Our Division treats children of all racial, ethnic and financial backgrounds who are affected by childhood cancers and blood disorders, from all parts of New York City and the surrounding area. Many of our patient families demonstrate financial need. Support from CCBF ensures that every child treated in the Division receives the best available care, regardless of their family’s ability to pay.
Led by Dr. Sujit Sheth, the Division sponsors the nation’s largest thalassemia clinic, the most extensive hemophilia center in metropolitan New York, and the largest center for Immune Thrombocytopenic Purpura, or ITP, a platelet disorder. Each year, hundreds of patients receive consultations and treatments during thousands of visits to the Division. The Division’s staff of board-certified pediatric specialists, skilled pediatric nurses, social workers, child life specialists, and an art therapist work tirelessly to provide the most advanced and individualized care possible.
The Division also educates young physicians and scientists in the subspecialty of pediatric hematology and oncology through a joint fellowship program with the Department of Pediatrics at Memorial Sloan Kettering Cancer Center. To date, more than 200 fellows have completed the program. These fellows have gone on to become leading physicians in treating pediatric cancer and blood diseases in the United States and around the world.
CCBF is funding brighter futures through its support of groundbreaking research in pediatric hematology and oncology in the Division. This funding is critical to making advances in diagnosing, treating, and curing pediatric cancer and blood diseases. Almost no funding for pediatric cancer drugs comes from pharmaceutical companies, and only 4% of United States government cancer research funding goes to study childhood cancer. Collaboration between our researchers and our clinicians means that investments in research result in advances in treatment options for our patients. Your contributions ensure that our patients have access to the best and most cutting-edge treatments, including clinical trials.
Thanks to the development of new medications and treatment strategies for many childhood cancers and blood disorders, our young patients are living longer than ever. As survival rates increase, the quality of life for these survivors (such as long term survivorship care and fertility preservation) has become an increasing concern and an important part of our new programs. We aim not only to treat these young patients but to return them to lives that are as normal and productive as possible.
Here are just a few of the projects our scientists are working on:
David Lyden is working to understand the role of tumor cell-derived “packages” called exosomes in cancer metastasis.
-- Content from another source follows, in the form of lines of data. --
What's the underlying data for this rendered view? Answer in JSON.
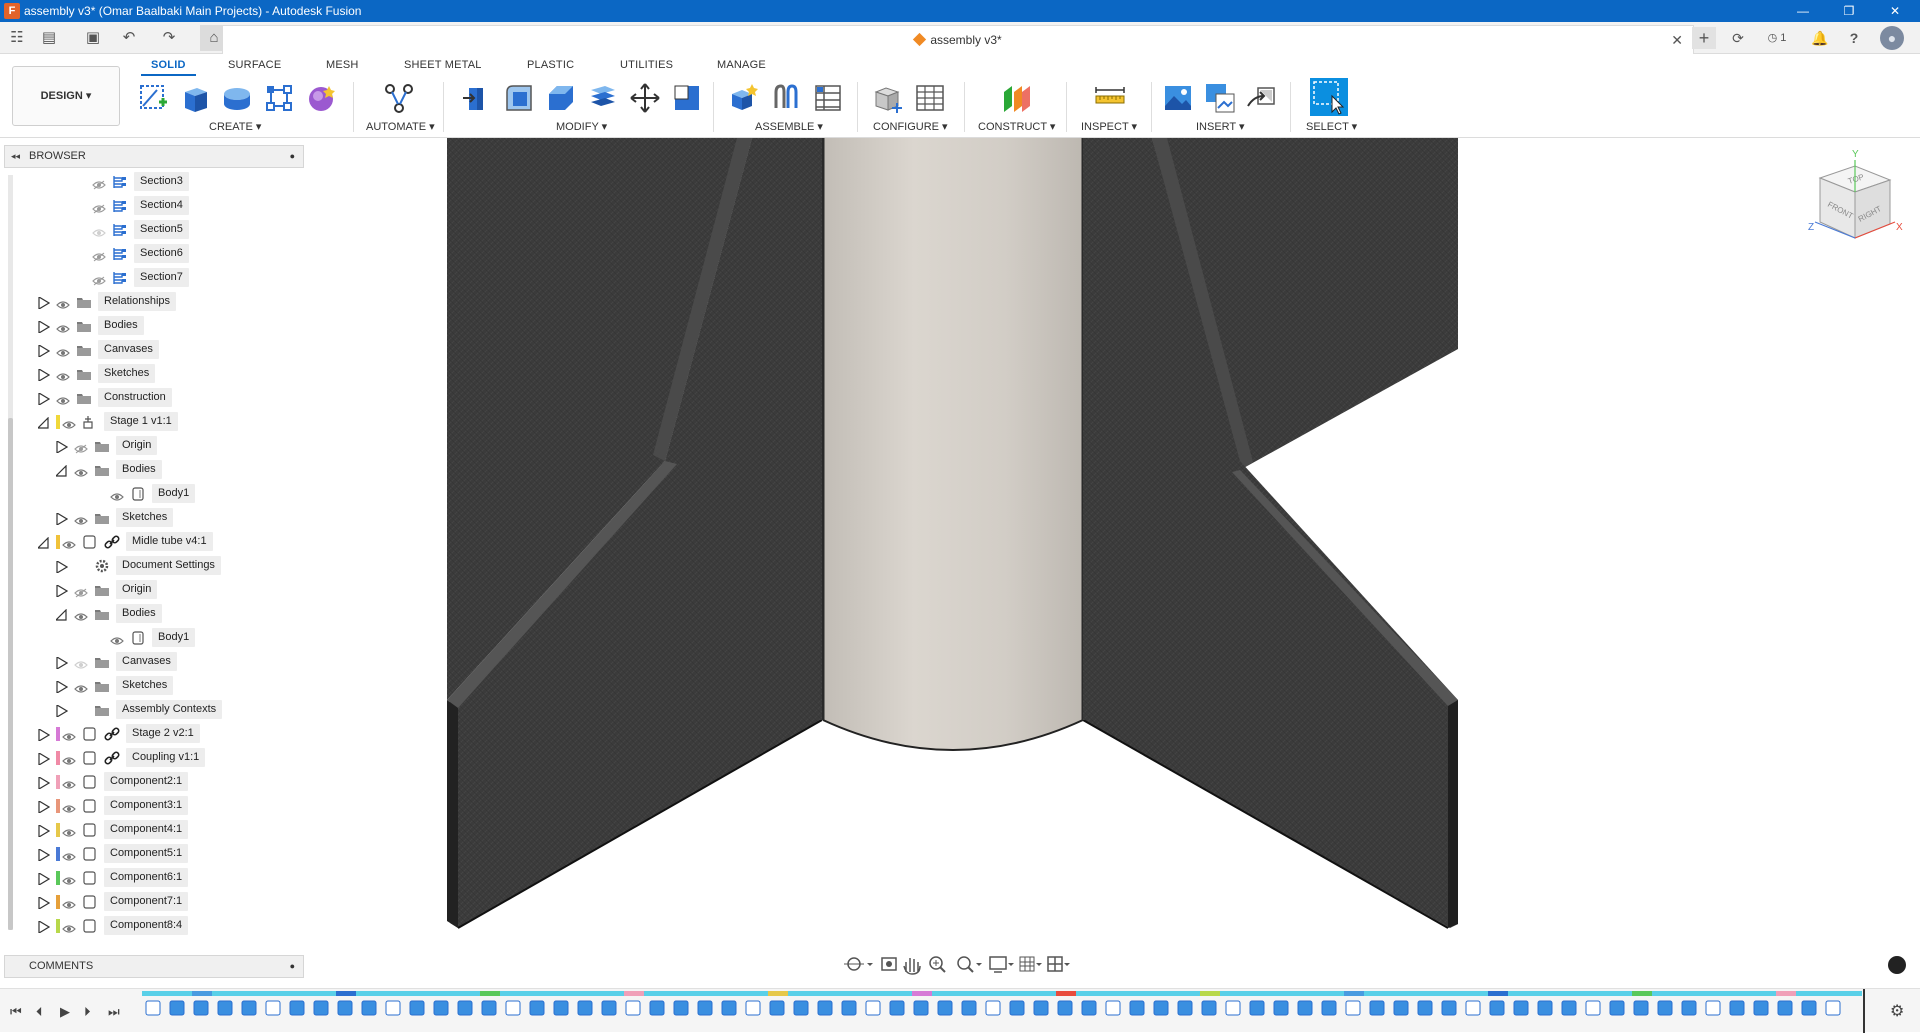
{
  "window": {
    "title": "assembly v3* (Omar Baalbaki Main Projects) - Autodesk Fusion",
    "app_icon": "F",
    "controls": [
      "—",
      "❐",
      "✕"
    ]
  },
  "qat": {
    "grid_icon": "☷",
    "file_icon": "▤",
    "save_icon": "▣",
    "undo_icon": "↶",
    "redo_icon": "↷",
    "home_icon": "⌂"
  },
  "document_tab": {
    "title": "assembly v3*",
    "close": "✕"
  },
  "right_buttons": {
    "new_tab": "+",
    "extensions": "⟳",
    "jobs_count": "1",
    "notifications": "♪",
    "help": "?",
    "avatar": "●"
  },
  "ribbon": {
    "workspace": "DESIGN ▾",
    "tabs": [
      "SOLID",
      "SURFACE",
      "MESH",
      "SHEET METAL",
      "PLASTIC",
      "UTILITIES",
      "MANAGE"
    ],
    "groups": {
      "create": "CREATE ▾",
      "automate": "AUTOMATE ▾",
      "modify": "MODIFY ▾",
      "assemble": "ASSEMBLE ▾",
      "configure": "CONFIGURE ▾",
      "construct": "CONSTRUCT ▾",
      "inspect": "INSPECT ▾",
      "insert": "INSERT ▾",
      "select": "SELECT ▾"
    }
  },
  "browser": {
    "title": "BROWSER",
    "collapse_icon": "◂◂",
    "options_icon": "●",
    "items": {
      "section3": "Section3",
      "section4": "Section4",
      "section5": "Section5",
      "section6": "Section6",
      "section7": "Section7",
      "relationships": "Relationships",
      "bodies": "Bodies",
      "canvases": "Canvases",
      "sketches": "Sketches",
      "construction": "Construction",
      "stage1": "Stage 1 v1:1",
      "stage1_origin": "Origin",
      "stage1_bodies": "Bodies",
      "stage1_body1": "Body1",
      "stage1_sketches": "Sketches",
      "midle_tube": "Midle tube v4:1",
      "mt_doc_settings": "Document Settings",
      "mt_origin": "Origin",
      "mt_bodies": "Bodies",
      "mt_body1": "Body1",
      "mt_canvases": "Canvases",
      "mt_sketches": "Sketches",
      "mt_assembly_contexts": "Assembly Contexts",
      "stage2": "Stage 2 v2:1",
      "coupling": "Coupling v1:1",
      "component2": "Component2:1",
      "component3": "Component3:1",
      "component4": "Component4:1",
      "component5": "Component5:1",
      "component6": "Component6:1",
      "component7": "Component7:1",
      "component8": "Component8:4"
    }
  },
  "comments": {
    "title": "COMMENTS",
    "options_icon": "●"
  },
  "viewcube": {
    "top": "TOP",
    "front": "FRONT",
    "right": "RIGHT",
    "axis_x": "X",
    "axis_y": "Y",
    "axis_z": "Z"
  },
  "colors": {
    "accent": "#0b67c4",
    "fin": "#3a3a3a",
    "tube": "#d6d2cc",
    "stage1": "#f0d83a",
    "midle_tube": "#f0c23a",
    "stage2": "#d67ad6",
    "coupling": "#f08aa6",
    "component2": "#f0a0b8",
    "component3": "#e8967a",
    "component4": "#e6c84a",
    "component5": "#4a7ad6",
    "component6": "#5ac85a",
    "component7": "#e6a03a",
    "component8": "#b8d84a"
  },
  "timeline": {
    "first": "⏮",
    "prev": "⏴",
    "play": "▶",
    "next": "⏵",
    "last": "⏭",
    "settings_icon": "⚙"
  }
}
By characterizing the exosomes, our scientists hope to be able to determine which cancers will spread—and to where.
Lisa Roth is studying the factors that lead to the development of lymphoma, with the goal of developing therapies that can target specific steps in this developmental cascade.
Nicole Kucine is studying genetic factors causing rare disorders in children called myeloproliferative syndromes.
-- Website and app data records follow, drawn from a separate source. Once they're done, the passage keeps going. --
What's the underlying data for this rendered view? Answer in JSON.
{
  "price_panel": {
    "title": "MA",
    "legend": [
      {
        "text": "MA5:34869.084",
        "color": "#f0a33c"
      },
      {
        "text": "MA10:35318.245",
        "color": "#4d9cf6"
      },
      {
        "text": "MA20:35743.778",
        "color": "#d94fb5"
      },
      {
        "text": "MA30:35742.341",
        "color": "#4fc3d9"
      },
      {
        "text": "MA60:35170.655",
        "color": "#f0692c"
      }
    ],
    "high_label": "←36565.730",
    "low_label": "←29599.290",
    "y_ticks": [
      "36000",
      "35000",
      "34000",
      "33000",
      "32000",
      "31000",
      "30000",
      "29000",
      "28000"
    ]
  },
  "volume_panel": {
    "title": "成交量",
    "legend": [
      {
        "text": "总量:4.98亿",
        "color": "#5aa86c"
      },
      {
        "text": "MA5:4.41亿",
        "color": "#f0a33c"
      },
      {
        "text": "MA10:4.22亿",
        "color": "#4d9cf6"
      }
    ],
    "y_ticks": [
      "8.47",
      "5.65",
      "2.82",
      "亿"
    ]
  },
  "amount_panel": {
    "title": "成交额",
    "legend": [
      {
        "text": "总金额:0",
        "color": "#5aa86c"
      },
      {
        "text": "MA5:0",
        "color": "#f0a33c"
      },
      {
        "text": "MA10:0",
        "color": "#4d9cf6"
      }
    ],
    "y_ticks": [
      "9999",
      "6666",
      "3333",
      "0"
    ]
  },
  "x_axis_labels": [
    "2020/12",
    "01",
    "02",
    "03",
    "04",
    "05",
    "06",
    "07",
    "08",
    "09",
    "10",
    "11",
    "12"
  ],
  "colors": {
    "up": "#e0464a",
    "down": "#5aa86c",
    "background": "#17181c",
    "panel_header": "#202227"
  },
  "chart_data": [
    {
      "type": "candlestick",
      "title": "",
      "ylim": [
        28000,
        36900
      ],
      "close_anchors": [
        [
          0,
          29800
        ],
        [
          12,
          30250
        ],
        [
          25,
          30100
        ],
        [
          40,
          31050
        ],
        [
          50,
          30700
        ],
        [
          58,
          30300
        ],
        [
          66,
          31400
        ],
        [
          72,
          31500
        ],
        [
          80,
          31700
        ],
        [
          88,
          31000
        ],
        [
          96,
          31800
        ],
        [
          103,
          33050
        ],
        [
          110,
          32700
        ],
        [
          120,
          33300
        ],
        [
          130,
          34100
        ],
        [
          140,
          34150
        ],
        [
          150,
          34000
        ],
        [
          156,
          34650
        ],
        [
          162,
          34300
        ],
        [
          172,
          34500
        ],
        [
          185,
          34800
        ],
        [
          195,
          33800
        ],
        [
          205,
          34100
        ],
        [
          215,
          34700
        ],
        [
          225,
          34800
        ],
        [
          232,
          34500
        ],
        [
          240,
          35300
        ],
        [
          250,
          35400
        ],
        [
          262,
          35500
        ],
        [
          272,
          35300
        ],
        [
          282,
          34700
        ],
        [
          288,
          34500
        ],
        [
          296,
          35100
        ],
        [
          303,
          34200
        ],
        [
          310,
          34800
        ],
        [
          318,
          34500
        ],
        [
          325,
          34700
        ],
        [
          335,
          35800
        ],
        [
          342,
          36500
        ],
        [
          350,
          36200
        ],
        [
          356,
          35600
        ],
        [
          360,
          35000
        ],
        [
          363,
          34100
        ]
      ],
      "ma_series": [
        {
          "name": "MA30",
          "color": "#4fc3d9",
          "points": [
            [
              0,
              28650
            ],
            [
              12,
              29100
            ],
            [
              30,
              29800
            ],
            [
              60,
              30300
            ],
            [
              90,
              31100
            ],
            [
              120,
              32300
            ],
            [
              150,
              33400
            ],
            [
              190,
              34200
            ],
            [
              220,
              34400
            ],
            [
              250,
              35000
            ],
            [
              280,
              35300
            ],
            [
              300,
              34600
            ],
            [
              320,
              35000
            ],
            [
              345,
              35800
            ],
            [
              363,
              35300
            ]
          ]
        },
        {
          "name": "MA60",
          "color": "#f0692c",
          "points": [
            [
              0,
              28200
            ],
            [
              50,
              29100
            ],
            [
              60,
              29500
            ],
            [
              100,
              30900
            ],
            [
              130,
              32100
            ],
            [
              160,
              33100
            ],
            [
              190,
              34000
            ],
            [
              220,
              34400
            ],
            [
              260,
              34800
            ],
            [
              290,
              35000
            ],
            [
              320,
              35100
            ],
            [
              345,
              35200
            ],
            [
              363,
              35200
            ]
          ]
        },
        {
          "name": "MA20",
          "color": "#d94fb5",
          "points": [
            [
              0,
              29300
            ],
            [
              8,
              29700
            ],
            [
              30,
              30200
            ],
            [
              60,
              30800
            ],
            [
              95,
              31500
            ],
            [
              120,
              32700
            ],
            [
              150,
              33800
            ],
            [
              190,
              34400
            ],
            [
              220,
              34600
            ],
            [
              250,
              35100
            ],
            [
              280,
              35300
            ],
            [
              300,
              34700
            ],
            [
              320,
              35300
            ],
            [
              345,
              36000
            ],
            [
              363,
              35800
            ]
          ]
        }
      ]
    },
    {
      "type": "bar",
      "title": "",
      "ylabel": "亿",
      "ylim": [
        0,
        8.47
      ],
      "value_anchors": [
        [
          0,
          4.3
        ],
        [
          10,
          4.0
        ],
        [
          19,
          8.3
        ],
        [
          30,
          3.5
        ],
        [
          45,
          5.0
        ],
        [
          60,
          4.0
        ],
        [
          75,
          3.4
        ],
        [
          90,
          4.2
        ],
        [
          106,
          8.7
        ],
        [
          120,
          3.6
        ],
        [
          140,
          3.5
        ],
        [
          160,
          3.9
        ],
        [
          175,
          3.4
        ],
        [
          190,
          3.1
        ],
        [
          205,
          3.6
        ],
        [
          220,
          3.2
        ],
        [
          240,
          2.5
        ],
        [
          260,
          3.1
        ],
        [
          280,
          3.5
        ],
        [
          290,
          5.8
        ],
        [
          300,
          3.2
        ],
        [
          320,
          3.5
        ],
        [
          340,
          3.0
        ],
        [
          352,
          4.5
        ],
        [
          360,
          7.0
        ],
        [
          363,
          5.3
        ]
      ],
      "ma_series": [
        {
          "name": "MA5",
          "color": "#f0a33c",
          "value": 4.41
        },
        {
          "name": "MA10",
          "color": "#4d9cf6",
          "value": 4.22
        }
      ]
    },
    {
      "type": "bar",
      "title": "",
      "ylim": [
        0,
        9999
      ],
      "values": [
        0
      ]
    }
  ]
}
Individuals with thalassemia develop transfusional iron overload and the iron may be deposited in organs and cause complications. The Comprehensive Thalassemia Program has focused on research related to defining the iron levels in the tissues and studying chelation therapy to effectively remove the iron that has been deposited and prevent more from accumulating.
The Hemophilia Treatment Center is participating in trials of newer agents to ameliorate and prevent bleeding in hemophilia patients, including potentially curative gene therapy approaches.
The platelet disorders program is studying factors that predispose children to have a more chronic pattern of disease with the goal of predicting this at diagnosis.
The Division has developed a treatment that rendered bone marrow transplant unnecessary for children and teenagers with Philadelphia-chromosome-positive acute lymphoblastic leukemia. Previously, transplant had been considered the standard of care for this disease.
Through the Onco-Fertility Program, our clinicians identify patients at high risk of impaired fertility from chemotherapy and offer fertility-preserving approaches.
In conjunction with the Adolescent and Young Adult Lymphoma Program, our researchers are designing targeted therapies that may have less toxicity than traditional chemotherapy for Hodgkin and Non-Hodgkin Lymphoma.
At the heart of the Division of Pediatric Hematology and Oncology is a team of specialty-trained physicians who provide innovative treatments to children with cancer and blood diseases.
To learn more about the Division’s doctors, or to schedule an appointment, visit weillcornell.org.